The Sacramento homeless and poor population that I live in the midst of is inordinantly interested in food. Among the people I know, none is starving -- nor hungry for long -- yet many are keenly interested in what the main course of their next meal might be.
There's a bit of excitement when the rumor spreads at the Union Gospel Mission that the evening meal might feature chicken or barbeque or tri-tip [The tri-tip rumor turned out to be a false one, spread by a prankster on staff]. Likewise, when the free lunches at Loaves & Fishes break from the ordinary that sparks discussion in Friendship Park.
A homeless adult Sacramentan will eat OK, just from the free meals that Loaves & Fishes and Union Gospel Mission* provide every day. There are many other places, as well, that provide food or distribute food to homeless or poor people in greater Sacramento. A broke Sacramento adult or child can find sustenance. It's out there.
One thing lacking in the central-Sacramento homeless diet is adequate servings of vegetables. While there is usually one vegetable with each meal at L&F and UGM, it is usually lettuce with thin shards of carrot, maybe a bit of cabbage, and dressing. Fresh fruit is commonly available, however. From recent meals, I've had bananas, mangos and strawberry-peach compote at UGM and oranges, peaches and plums in L&F's diningroom.
Loaves and Fishes gathers a huge assortment of desserts and pastries that visitors to Friendship Park there enjoy with their coffee in the morning. [It's more than a guess that these are day-old, or expired, baked goods from Safeway or local bakeries.] UGM serves its sheltered men breakfasts of eggs, sausages and toast and/or the really big muffins that I've seen on sale at Raley's. [Poppyseed, corn, chocolate and blueberry comprise the usual selection of muffins.] Also, the desserts with the UGM evening meal are usually excellent. Usually they serve cake or pies from bakeries that didn't sell when they were optimally fresh.
In addition to all the food I've described, many homeless -- including me -- receive food stamps they can use through a special ATM card that the Department of Human Assistance makes available to eligible adults.
Use of these food credits is very restricted -- no tobacco or alcohol can be purchase with them, of course, for example. And with their use comes an exemption from any sales tax.
A person can use food stamps to buy unprepared food, but not restaurant or otherwise-prepared food -- which creates some ironies.
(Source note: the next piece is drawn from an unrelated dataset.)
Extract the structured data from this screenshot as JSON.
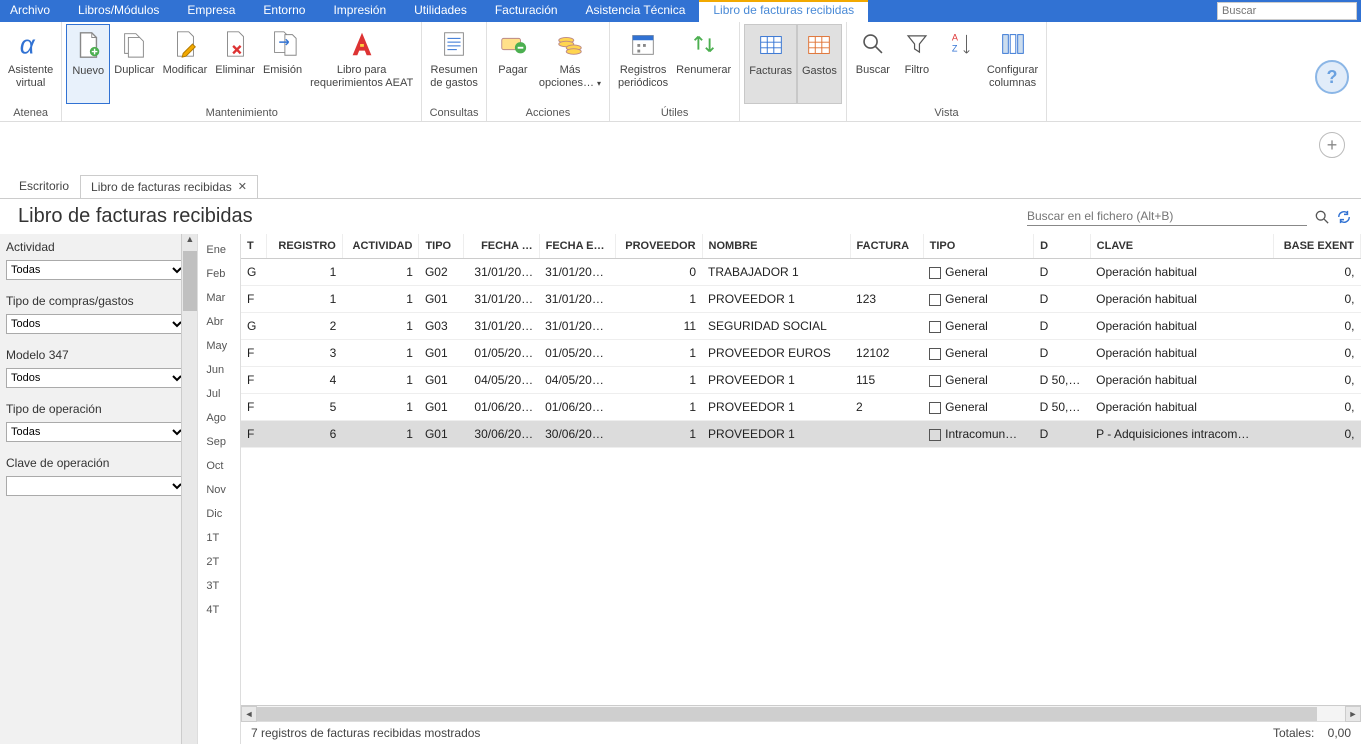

One thing you cannot buy at convenience stores is hot coffee, but you can buy a cold $2.79 bottle of Starbucks Frappachino there. You can't buy a one-dollar McDonald's double-cheeseburger, but you can buy a three-dollar packaged ham-and-chedder sandwich at Rite Aid. You can buy a packaged, prepared salad at Safeway or Trader Joe's, but not something similar at Wendy's.
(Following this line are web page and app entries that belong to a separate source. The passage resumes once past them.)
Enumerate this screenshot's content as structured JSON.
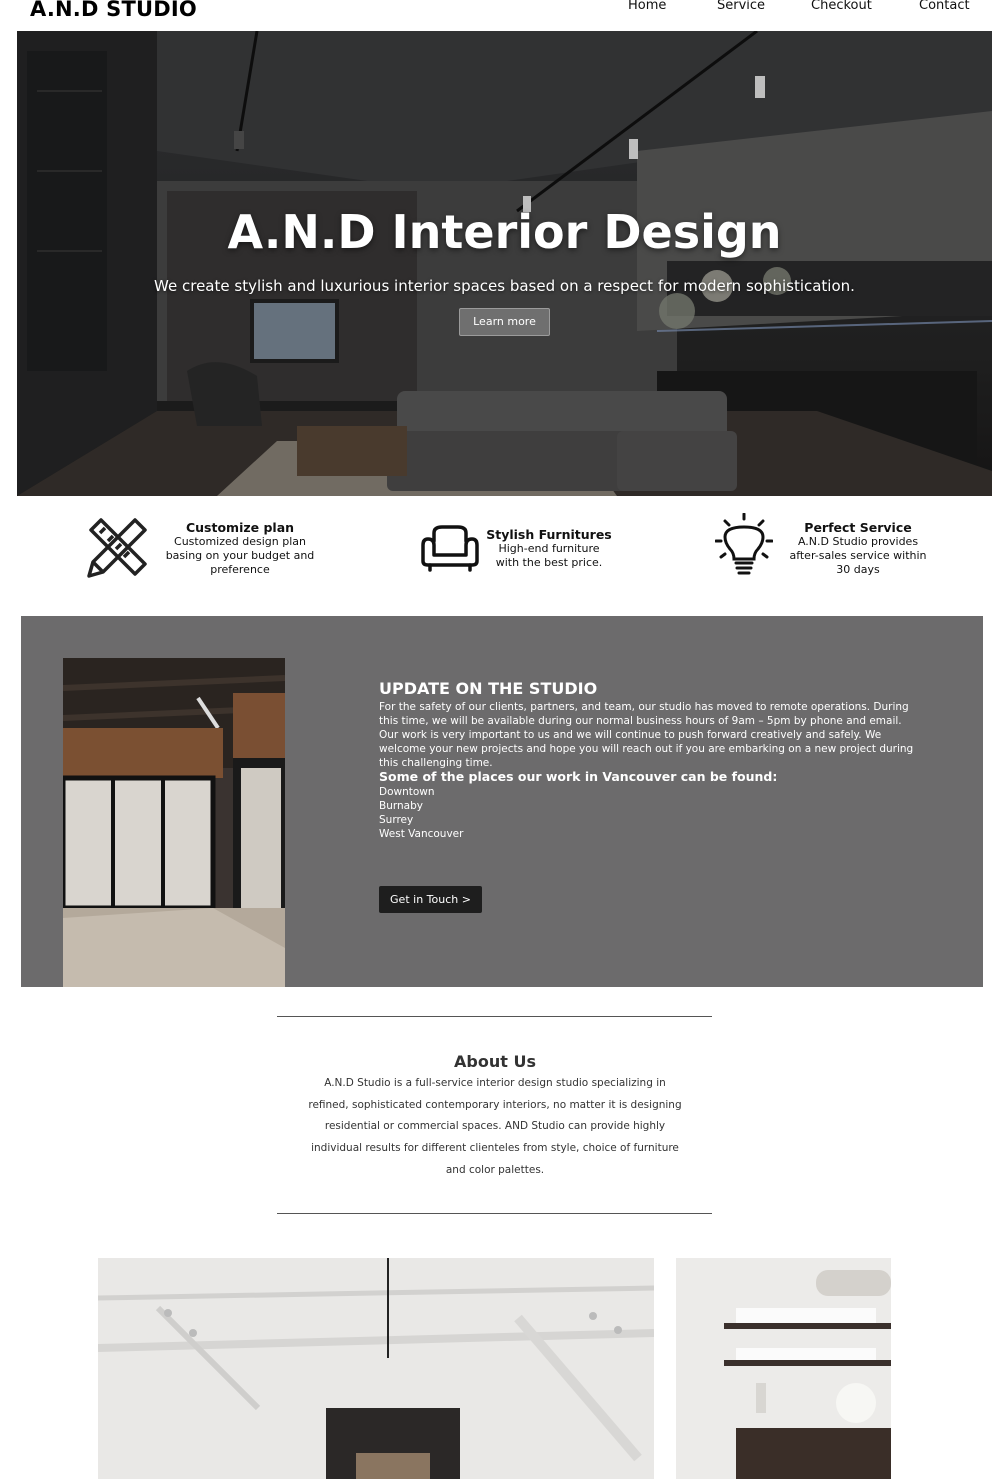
{
  "brand": "A.N.D STUDIO",
  "nav": [
    "Home",
    "Service",
    "Checkout",
    "Contact"
  ],
  "hero": {
    "title": "A.N.D Interior Design",
    "subtitle": "We create stylish and luxurious interior spaces based on a respect for modern sophistication.",
    "button": "Learn more"
  },
  "features": [
    {
      "icon": "ruler-pencil-icon",
      "title": "Customize plan",
      "lines": [
        "Customized design plan",
        "basing on your budget and",
        "preference"
      ]
    },
    {
      "icon": "armchair-icon",
      "title": "Stylish Furnitures",
      "lines": [
        "High-end furniture",
        "with the best price."
      ]
    },
    {
      "icon": "lightbulb-icon",
      "title": "Perfect Service",
      "lines": [
        "A.N.D Studio provides",
        "after-sales service within",
        "30 days"
      ]
    }
  ],
  "update": {
    "title": "UPDATE ON THE STUDIO",
    "body": "For the safety of our clients, partners, and team, our studio has moved to remote operations. During this time, we will be available during our normal business hours of 9am – 5pm by phone and email. Our work is very important to us and we will continue to push forward creatively and safely. We welcome your new projects and hope you will reach out if you are embarking on a new project during this challenging time.",
    "places_title": "Some of the places our work in Vancouver can be found:",
    "places": [
      "Downtown",
      "Burnaby",
      "Surrey",
      "West Vancouver"
    ],
    "button": "Get in Touch >"
  },
  "about": {
    "title": "About Us",
    "body": "A.N.D Studio is a full-service interior design studio specializing in refined, sophisticated contemporary interiors, no matter it is designing residential or commercial spaces. AND Studio can provide highly individual results for different clienteles from style, choice of furniture and color palettes."
  },
  "colors": {
    "update_bg": "#6c6b6c",
    "button_dark": "#1e1e1e",
    "hero_button": "#787878"
  }
}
Also, a bit of a curiosity is that homeless people cannot make use of those fake grocery-card club discounts. Without a home, you can't complete the club membership application so you can't get the generous discounts that come with most items.
Being homeless, we often find food given to us is past its expiration date. [This is often safe. Properly refrigerated milk should last five to seven day past it date before becoming blinky.] L&F has given us bottles of Gatoraid nearly a year past the expiration date. [Was the date a misprint and is that why the bottles were not saleable? or does a very old bottle of Gatoraid merely lose some of its oomph yet remain safely drinkable? or should the item not be consumed!?] Similarly, at UGM, we recently got small bags of potato chips two months past their expiration date; they were noticably stale, but still enjoyable.
O, to be homeless. And to dream of pizza, made to order, with mounds of stuff, piled high.
* The mission provides a meal to any adults who attend their evening church service. Men who are staying in the mission's shelter also get breakfast the following morning. Loaves & Fishes serves lunch every day of the year except Thanksgiving Day.